ABOUT THIS EXERCISE: Print out the records below with nothing altered.
== INFORMATION GIVEN
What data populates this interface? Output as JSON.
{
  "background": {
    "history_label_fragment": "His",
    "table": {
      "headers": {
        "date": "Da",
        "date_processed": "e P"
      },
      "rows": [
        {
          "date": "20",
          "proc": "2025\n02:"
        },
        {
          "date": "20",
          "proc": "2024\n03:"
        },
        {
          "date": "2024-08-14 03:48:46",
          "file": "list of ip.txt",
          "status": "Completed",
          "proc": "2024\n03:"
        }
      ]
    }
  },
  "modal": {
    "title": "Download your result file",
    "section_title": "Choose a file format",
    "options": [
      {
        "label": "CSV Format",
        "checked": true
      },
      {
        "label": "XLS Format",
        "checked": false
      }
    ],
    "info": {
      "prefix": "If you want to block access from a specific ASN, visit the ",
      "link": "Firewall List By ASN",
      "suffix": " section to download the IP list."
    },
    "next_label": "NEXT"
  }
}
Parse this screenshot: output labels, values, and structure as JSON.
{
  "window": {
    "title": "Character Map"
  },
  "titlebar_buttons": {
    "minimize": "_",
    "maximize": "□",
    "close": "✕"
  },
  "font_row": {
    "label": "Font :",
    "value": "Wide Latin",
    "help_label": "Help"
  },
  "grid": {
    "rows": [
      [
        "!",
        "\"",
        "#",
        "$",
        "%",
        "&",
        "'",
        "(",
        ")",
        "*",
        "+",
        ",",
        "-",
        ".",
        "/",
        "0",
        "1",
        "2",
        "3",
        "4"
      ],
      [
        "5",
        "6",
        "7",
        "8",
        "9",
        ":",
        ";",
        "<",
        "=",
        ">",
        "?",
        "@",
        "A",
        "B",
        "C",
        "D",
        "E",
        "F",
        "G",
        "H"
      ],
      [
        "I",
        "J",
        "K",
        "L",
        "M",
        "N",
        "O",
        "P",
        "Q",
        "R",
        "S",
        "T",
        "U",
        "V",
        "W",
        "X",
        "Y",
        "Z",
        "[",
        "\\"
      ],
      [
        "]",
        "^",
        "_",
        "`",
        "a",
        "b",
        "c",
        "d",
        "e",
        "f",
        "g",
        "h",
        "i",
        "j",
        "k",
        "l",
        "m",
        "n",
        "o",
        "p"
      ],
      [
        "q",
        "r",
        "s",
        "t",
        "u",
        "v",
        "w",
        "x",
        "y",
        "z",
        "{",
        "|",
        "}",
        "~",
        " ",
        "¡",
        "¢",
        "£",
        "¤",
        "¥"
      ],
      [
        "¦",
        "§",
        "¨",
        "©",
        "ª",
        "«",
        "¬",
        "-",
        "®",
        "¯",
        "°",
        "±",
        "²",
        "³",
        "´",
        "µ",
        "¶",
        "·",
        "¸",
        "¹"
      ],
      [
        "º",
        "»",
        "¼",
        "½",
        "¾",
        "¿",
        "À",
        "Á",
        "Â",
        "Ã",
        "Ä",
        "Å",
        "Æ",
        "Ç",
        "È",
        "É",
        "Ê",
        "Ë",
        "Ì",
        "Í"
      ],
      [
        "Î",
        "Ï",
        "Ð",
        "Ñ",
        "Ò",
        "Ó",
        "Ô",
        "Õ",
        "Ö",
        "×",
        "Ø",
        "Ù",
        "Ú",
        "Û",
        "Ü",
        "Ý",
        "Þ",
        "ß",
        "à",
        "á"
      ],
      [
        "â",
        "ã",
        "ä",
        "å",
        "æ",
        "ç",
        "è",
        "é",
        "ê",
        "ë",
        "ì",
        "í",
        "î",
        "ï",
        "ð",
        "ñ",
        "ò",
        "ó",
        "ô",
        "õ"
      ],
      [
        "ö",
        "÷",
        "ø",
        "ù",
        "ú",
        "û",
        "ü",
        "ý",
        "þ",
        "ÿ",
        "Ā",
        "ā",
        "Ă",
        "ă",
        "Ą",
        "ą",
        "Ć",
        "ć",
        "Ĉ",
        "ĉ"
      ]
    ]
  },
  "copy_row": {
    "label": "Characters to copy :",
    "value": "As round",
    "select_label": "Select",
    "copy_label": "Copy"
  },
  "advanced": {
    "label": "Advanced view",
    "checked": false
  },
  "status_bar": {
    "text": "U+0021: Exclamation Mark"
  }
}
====
SOLVED PROBLEM:
What data populates this interface? Output as JSON.
{
  "background": {
    "history_label_fragment": "His",
    "table": {
      "headers": {
        "date": "Da",
        "date_processed": "e P"
      },
      "rows": [
        {
          "date": "20",
          "proc": "2025\n02:"
        },
        {
          "date": "20",
          "proc": "2024\n03:"
        },
        {
          "date": "2024-08-14 03:48:46",
          "file": "list of ip.txt",
          "status": "Completed",
          "proc": "2024\n03:"
        }
      ]
    }
  },
  "modal": {
    "title": "Download your result file",
    "section_title": "Choose a file format",
    "options": [
      {
        "label": "CSV Format",
        "checked": true
      },
      {
        "label": "XLS Format",
        "checked": false
      }
    ],
    "info": {
      "prefix": "If you want to block access from a specific ASN, visit the ",
      "link": "Firewall List By ASN",
      "suffix": " section to download the IP list."
    },
    "next_label": "NEXT"
  }
}
Parse this screenshot: output labels, values, and structure as JSON.
{
  "window": {
    "title": "Character Map"
  },
  "titlebar_buttons": {
    "minimize": "_",
    "maximize": "□",
    "close": "✕"
  },
  "font_row": {
    "label": "Font :",
    "value": "Wide Latin",
    "help_label": "Help"
  },
  "grid": {
    "rows": [
      [
        "!",
        "\"",
        "#",
        "$",
        "%",
        "&",
        "'",
        "(",
        ")",
        "*",
        "+",
        ",",
        "-",
        ".",
        "/",
        "0",
        "1",
        "2",
        "3",
        "4"
      ],
      [
        "5",
        "6",
        "7",
        "8",
        "9",
        ":",
        ";",
        "<",
        "=",
        ">",
        "?",
        "@",
        "A",
        "B",
        "C",
        "D",
        "E",
        "F",
        "G",
        "H"
      ],
      [
        "I",
        "J",
        "K",
        "L",
        "M",
        "N",
        "O",
        "P",
        "Q",
        "R",
        "S",
        "T",
        "U",
        "V",
        "W",
        "X",
        "Y",
        "Z",
        "[",
        "\\"
      ],
      [
        "]",
        "^",
        "_",
        "`",
        "a",
        "b",
        "c",
        "d",
        "e",
        "f",
        "g",
        "h",
        "i",
        "j",
        "k",
        "l",
        "m",
        "n",
        "o",
        "p"
      ],
      [
        "q",
        "r",
        "s",
        "t",
        "u",
        "v",
        "w",
        "x",
        "y",
        "z",
        "{",
        "|",
        "}",
        "~",
        " ",
        "¡",
        "¢",
        "£",
        "¤",
        "¥"
      ],
      [
        "¦",
        "§",
        "¨",
        "©",
        "ª",
        "«",
        "¬",
        "-",
        "®",
        "¯",
        "°",
        "±",
        "²",
        "³",
        "´",
        "µ",
        "¶",
        "·",
        "¸",
        "¹"
      ],
      [
        "º",
        "»",
        "¼",
        "½",
        "¾",
        "¿",
        "À",
        "Á",
        "Â",
        "Ã",
        "Ä",
        "Å",
        "Æ",
        "Ç",
        "È",
        "É",
        "Ê",
        "Ë",
        "Ì",
        "Í"
      ],
      [
        "Î",
        "Ï",
        "Ð",
        "Ñ",
        "Ò",
        "Ó",
        "Ô",
        "Õ",
        "Ö",
        "×",
        "Ø",
        "Ù",
        "Ú",
        "Û",
        "Ü",
        "Ý",
        "Þ",
        "ß",
        "à",
        "á"
      ],
      [
        "â",
        "ã",
        "ä",
        "å",
        "æ",
        "ç",
        "è",
        "é",
        "ê",
        "ë",
        "ì",
        "í",
        "î",
        "ï",
        "ð",
        "ñ",
        "ò",
        "ó",
        "ô",
        "õ"
      ],
      [
        "ö",
        "÷",
        "ø",
        "ù",
        "ú",
        "û",
        "ü",
        "ý",
        "þ",
        "ÿ",
        "Ā",
        "ā",
        "Ă",
        "ă",
        "Ą",
        "ą",
        "Ć",
        "ć",
        "Ĉ",
        "ĉ"
      ]
    ]
  },
  "copy_row": {
    "label": "Characters to copy :",
    "value": "As round",
    "select_label": "Select",
    "copy_label": "Copy"
  },
  "advanced": {
    "label": "Advanced view",
    "checked": false
  },
  "status_bar": {
    "text": "U+0021: Exclamation Mark"
  }
}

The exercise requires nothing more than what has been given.